DATA SUPPLIED
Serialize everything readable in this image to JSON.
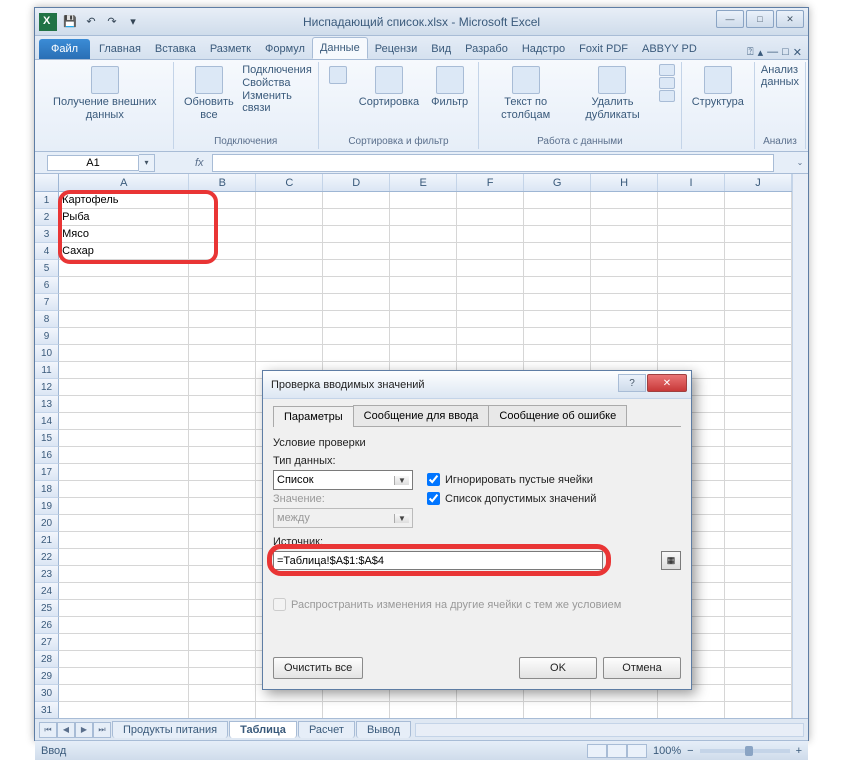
{
  "window": {
    "title": "Ниспадающий список.xlsx - Microsoft Excel"
  },
  "ribbon": {
    "file": "Файл",
    "tabs": [
      "Главная",
      "Вставка",
      "Разметк",
      "Формул",
      "Данные",
      "Рецензи",
      "Вид",
      "Разрабо",
      "Надстро",
      "Foxit PDF",
      "ABBYY PD"
    ],
    "active_tab": "Данные",
    "groups": {
      "g1": {
        "big": "Получение\nвнешних данных",
        "label": ""
      },
      "g2": {
        "big": "Обновить\nвсе",
        "items": [
          "Подключения",
          "Свойства",
          "Изменить связи"
        ],
        "label": "Подключения"
      },
      "g3": {
        "big1": "Сортировка",
        "big2": "Фильтр",
        "label": "Сортировка и фильтр"
      },
      "g4": {
        "big1": "Текст по\nстолбцам",
        "big2": "Удалить\nдубликаты",
        "label": "Работа с данными"
      },
      "g5": {
        "big": "Структура",
        "label": ""
      },
      "g6": {
        "item": "Анализ данных",
        "label": "Анализ"
      }
    }
  },
  "namebox": {
    "value": "A1",
    "fx": "fx"
  },
  "columns": [
    "A",
    "B",
    "C",
    "D",
    "E",
    "F",
    "G",
    "H",
    "I",
    "J"
  ],
  "cells": {
    "a1": "Картофель",
    "a2": "Рыба",
    "a3": "Мясо",
    "a4": "Сахар"
  },
  "sheets": {
    "tabs": [
      "Продукты питания",
      "Таблица",
      "Расчет",
      "Вывод"
    ],
    "active": "Таблица"
  },
  "status": {
    "mode": "Ввод",
    "zoom": "100%",
    "zoom_minus": "−",
    "zoom_plus": "+"
  },
  "dialog": {
    "title": "Проверка вводимых значений",
    "tabs": [
      "Параметры",
      "Сообщение для ввода",
      "Сообщение об ошибке"
    ],
    "group_label": "Условие проверки",
    "type_label": "Тип данных:",
    "type_value": "Список",
    "val_label": "Значение:",
    "val_value": "между",
    "chk_ignore": "Игнорировать пустые ячейки",
    "chk_list": "Список допустимых значений",
    "source_label": "Источник:",
    "source_value": "=Таблица!$A$1:$A$4",
    "propagate": "Распространить изменения на другие ячейки с тем же условием",
    "btn_clear": "Очистить все",
    "btn_ok": "OK",
    "btn_cancel": "Отмена"
  }
}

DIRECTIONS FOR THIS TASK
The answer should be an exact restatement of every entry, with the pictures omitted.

ANSWER TO THIS TASK
Serialize everything readable in this image to JSON.
{
  "window": {
    "title": "Ниспадающий список.xlsx - Microsoft Excel"
  },
  "ribbon": {
    "file": "Файл",
    "tabs": [
      "Главная",
      "Вставка",
      "Разметк",
      "Формул",
      "Данные",
      "Рецензи",
      "Вид",
      "Разрабо",
      "Надстро",
      "Foxit PDF",
      "ABBYY PD"
    ],
    "active_tab": "Данные",
    "groups": {
      "g1": {
        "big": "Получение\nвнешних данных",
        "label": ""
      },
      "g2": {
        "big": "Обновить\nвсе",
        "items": [
          "Подключения",
          "Свойства",
          "Изменить связи"
        ],
        "label": "Подключения"
      },
      "g3": {
        "big1": "Сортировка",
        "big2": "Фильтр",
        "label": "Сортировка и фильтр"
      },
      "g4": {
        "big1": "Текст по\nстолбцам",
        "big2": "Удалить\nдубликаты",
        "label": "Работа с данными"
      },
      "g5": {
        "big": "Структура",
        "label": ""
      },
      "g6": {
        "item": "Анализ данных",
        "label": "Анализ"
      }
    }
  },
  "namebox": {
    "value": "A1",
    "fx": "fx"
  },
  "columns": [
    "A",
    "B",
    "C",
    "D",
    "E",
    "F",
    "G",
    "H",
    "I",
    "J"
  ],
  "cells": {
    "a1": "Картофель",
    "a2": "Рыба",
    "a3": "Мясо",
    "a4": "Сахар"
  },
  "sheets": {
    "tabs": [
      "Продукты питания",
      "Таблица",
      "Расчет",
      "Вывод"
    ],
    "active": "Таблица"
  },
  "status": {
    "mode": "Ввод",
    "zoom": "100%",
    "zoom_minus": "−",
    "zoom_plus": "+"
  },
  "dialog": {
    "title": "Проверка вводимых значений",
    "tabs": [
      "Параметры",
      "Сообщение для ввода",
      "Сообщение об ошибке"
    ],
    "group_label": "Условие проверки",
    "type_label": "Тип данных:",
    "type_value": "Список",
    "val_label": "Значение:",
    "val_value": "между",
    "chk_ignore": "Игнорировать пустые ячейки",
    "chk_list": "Список допустимых значений",
    "source_label": "Источник:",
    "source_value": "=Таблица!$A$1:$A$4",
    "propagate": "Распространить изменения на другие ячейки с тем же условием",
    "btn_clear": "Очистить все",
    "btn_ok": "OK",
    "btn_cancel": "Отмена"
  }
}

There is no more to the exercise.